I’d forgotten how good fresh pasta is. It was a recent visit to my Great Grandmother’s that swayed me back to the virtues of making pasta from scratch. When we gather as a family together to eat at her home, my Great Grandmother almost always makes gnocchi. We hanker for her gnocchi whenever we come over for dinner and fervently hope there might be leftover gnocchi to take home with us to freeze for another day.
The gnocchi recipe my Great Grandmother taught us is made up of boiled starchy potatoes combined with flour and an egg. She doesn’t measure the ingredients (Italian Grandmothers never do) – it’s all by taste and touch.
She turns 90 years old this month and continues to astound me with her strength and resilience. She is a tiny woman who laughs easily and loves to cook and feed the people she loves. Her door is always open to family and friends. Side-by-side in her kitchen on a Sunday afternoon, we made the kind of gnocchi she has been making for years.
We were careful not to over-knead the dough to avoid tough and chewy gnocchi. We rolled out the dough into long thin ropes then cut small pieces to roll on the gnocchi boards or forks. Everything was lightly floured to avoid the dough sticking and we worked fairly quickly. The process doesn’t take kindly to interruptions because the longer the dough sits, the softer and stickier it gets.

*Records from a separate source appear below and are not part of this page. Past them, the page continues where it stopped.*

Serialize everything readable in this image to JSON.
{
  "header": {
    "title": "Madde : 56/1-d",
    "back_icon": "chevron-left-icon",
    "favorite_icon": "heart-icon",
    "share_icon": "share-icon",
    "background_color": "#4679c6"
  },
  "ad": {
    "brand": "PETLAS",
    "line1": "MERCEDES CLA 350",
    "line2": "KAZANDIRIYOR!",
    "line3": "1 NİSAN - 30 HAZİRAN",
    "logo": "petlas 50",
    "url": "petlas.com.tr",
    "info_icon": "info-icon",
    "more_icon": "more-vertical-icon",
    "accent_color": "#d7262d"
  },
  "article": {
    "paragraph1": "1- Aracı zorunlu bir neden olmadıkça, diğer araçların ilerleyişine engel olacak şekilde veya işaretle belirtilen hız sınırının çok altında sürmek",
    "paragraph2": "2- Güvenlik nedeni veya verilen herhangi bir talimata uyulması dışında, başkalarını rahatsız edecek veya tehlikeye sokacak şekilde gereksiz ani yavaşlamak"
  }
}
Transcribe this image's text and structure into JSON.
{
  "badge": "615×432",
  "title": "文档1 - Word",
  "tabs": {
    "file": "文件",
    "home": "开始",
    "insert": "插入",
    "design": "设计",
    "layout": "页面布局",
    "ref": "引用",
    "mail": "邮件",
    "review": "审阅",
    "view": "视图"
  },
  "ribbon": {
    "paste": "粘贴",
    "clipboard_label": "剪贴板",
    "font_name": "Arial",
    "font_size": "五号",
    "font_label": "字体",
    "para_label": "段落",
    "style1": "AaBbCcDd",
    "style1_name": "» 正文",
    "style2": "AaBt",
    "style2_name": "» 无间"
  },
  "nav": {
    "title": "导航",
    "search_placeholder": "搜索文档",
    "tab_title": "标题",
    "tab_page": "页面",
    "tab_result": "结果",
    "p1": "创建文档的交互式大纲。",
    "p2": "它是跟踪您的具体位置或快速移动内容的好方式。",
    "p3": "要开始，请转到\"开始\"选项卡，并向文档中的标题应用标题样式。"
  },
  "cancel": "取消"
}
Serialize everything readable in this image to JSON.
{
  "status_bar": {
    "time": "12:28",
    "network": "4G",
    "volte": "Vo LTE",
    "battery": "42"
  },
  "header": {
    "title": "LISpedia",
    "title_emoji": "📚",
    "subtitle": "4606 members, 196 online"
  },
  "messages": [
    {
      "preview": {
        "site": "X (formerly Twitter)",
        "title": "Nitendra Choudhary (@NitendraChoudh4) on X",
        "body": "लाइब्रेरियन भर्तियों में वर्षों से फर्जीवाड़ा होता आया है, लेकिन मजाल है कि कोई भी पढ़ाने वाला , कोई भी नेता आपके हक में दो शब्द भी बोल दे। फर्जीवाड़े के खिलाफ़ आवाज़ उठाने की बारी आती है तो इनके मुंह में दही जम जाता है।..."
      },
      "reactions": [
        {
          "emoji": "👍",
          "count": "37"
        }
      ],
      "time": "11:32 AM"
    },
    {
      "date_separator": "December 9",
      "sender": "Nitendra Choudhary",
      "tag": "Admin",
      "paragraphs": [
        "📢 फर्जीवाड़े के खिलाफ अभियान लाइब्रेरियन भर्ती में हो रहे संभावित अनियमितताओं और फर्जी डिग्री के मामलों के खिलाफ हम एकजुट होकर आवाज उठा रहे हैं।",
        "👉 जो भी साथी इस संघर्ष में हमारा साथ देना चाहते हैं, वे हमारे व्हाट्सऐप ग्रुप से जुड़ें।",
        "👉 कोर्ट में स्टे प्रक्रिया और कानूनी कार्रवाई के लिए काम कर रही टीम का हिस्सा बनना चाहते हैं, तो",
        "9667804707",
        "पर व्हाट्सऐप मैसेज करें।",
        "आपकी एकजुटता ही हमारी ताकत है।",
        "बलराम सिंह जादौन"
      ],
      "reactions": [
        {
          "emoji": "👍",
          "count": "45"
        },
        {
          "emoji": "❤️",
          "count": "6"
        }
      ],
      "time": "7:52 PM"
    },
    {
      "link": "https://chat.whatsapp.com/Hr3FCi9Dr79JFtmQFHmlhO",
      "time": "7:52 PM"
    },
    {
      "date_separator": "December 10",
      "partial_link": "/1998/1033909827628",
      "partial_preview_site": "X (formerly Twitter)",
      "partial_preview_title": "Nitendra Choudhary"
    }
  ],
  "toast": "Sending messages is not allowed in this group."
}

We’ve since tweaked her version a little. We bake the potatoes whole in the oven for an hour instead of boiling them. We also use a lot less flour – just enough doppio zero to form a smooth, slightly sticky but workable ball of dough. The secret (we’ve come to realise) to light and delicate potato pillows, is getting the potatoes as dry as possible and then little flour is needed. We’ll be making gnocchi our own way but thinking of my Great Grandmother – it’s dishes like these that memories are kept.